┌──

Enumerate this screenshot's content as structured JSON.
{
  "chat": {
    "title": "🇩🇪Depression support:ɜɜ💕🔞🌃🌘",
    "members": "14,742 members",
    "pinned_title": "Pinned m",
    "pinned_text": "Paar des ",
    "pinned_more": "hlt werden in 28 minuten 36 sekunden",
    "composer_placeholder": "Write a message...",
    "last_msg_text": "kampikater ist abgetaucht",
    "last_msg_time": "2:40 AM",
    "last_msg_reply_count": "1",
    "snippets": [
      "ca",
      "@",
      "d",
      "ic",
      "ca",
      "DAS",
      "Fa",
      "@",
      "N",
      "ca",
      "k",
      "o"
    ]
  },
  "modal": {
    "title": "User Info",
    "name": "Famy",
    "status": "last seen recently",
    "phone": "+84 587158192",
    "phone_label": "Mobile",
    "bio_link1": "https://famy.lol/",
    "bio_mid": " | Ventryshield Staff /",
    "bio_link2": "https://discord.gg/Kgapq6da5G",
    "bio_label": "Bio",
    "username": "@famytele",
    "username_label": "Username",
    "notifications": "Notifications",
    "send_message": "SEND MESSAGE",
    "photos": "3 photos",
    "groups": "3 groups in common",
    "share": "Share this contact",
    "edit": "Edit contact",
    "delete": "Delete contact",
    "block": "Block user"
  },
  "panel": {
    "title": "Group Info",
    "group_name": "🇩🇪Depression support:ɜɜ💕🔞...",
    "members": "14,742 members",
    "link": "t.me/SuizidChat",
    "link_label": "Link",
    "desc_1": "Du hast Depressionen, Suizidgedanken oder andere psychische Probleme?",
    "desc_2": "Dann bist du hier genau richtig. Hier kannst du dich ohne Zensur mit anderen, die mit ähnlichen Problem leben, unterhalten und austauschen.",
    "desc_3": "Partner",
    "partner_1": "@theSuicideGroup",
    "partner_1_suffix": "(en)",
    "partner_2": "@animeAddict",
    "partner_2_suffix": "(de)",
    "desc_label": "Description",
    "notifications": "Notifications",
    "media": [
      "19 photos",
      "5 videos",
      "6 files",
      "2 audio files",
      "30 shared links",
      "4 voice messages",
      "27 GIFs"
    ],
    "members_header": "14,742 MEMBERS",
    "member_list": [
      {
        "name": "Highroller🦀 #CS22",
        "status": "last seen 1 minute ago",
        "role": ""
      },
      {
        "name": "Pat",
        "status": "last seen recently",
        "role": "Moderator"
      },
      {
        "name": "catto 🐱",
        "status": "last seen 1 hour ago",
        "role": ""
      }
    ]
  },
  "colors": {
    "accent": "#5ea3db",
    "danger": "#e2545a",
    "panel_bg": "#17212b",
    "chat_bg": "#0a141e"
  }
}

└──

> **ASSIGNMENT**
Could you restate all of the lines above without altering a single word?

> **SOLUTION FOR THIS EXERCISE**
Enumerate this screenshot's content as structured JSON.
{
  "chat": {
    "title": "🇩🇪Depression support:ɜɜ💕🔞🌃🌘",
    "members": "14,742 members",
    "pinned_title": "Pinned m",
    "pinned_text": "Paar des ",
    "pinned_more": "hlt werden in 28 minuten 36 sekunden",
    "composer_placeholder": "Write a message...",
    "last_msg_text": "kampikater ist abgetaucht",
    "last_msg_time": "2:40 AM",
    "last_msg_reply_count": "1",
    "snippets": [
      "ca",
      "@",
      "d",
      "ic",
      "ca",
      "DAS",
      "Fa",
      "@",
      "N",
      "ca",
      "k",
      "o"
    ]
  },
  "modal": {
    "title": "User Info",
    "name": "Famy",
    "status": "last seen recently",
    "phone": "+84 587158192",
    "phone_label": "Mobile",
    "bio_link1": "https://famy.lol/",
    "bio_mid": " | Ventryshield Staff /",
    "bio_link2": "https://discord.gg/Kgapq6da5G",
    "bio_label": "Bio",
    "username": "@famytele",
    "username_label": "Username",
    "notifications": "Notifications",
    "send_message": "SEND MESSAGE",
    "photos": "3 photos",
    "groups": "3 groups in common",
    "share": "Share this contact",
    "edit": "Edit contact",
    "delete": "Delete contact",
    "block": "Block user"
  },
  "panel": {
    "title": "Group Info",
    "group_name": "🇩🇪Depression support:ɜɜ💕🔞...",
    "members": "14,742 members",
    "link": "t.me/SuizidChat",
    "link_label": "Link",
    "desc_1": "Du hast Depressionen, Suizidgedanken oder andere psychische Probleme?",
    "desc_2": "Dann bist du hier genau richtig. Hier kannst du dich ohne Zensur mit anderen, die mit ähnlichen Problem leben, unterhalten und austauschen.",
    "desc_3": "Partner",
    "partner_1": "@theSuicideGroup",
    "partner_1_suffix": "(en)",
    "partner_2": "@animeAddict",
    "partner_2_suffix": "(de)",
    "desc_label": "Description",
    "notifications": "Notifications",
    "media": [
      "19 photos",
      "5 videos",
      "6 files",
      "2 audio files",
      "30 shared links",
      "4 voice messages",
      "27 GIFs"
    ],
    "members_header": "14,742 MEMBERS",
    "member_list": [
      {
        "name": "Highroller🦀 #CS22",
        "status": "last seen 1 minute ago",
        "role": ""
      },
      {
        "name": "Pat",
        "status": "last seen recently",
        "role": "Moderator"
      },
      {
        "name": "catto 🐱",
        "status": "last seen 1 hour ago",
        "role": ""
      }
    ]
  },
  "colors": {
    "accent": "#5ea3db",
    "danger": "#e2545a",
    "panel_bg": "#17212b",
    "chat_bg": "#0a141e"
  }
}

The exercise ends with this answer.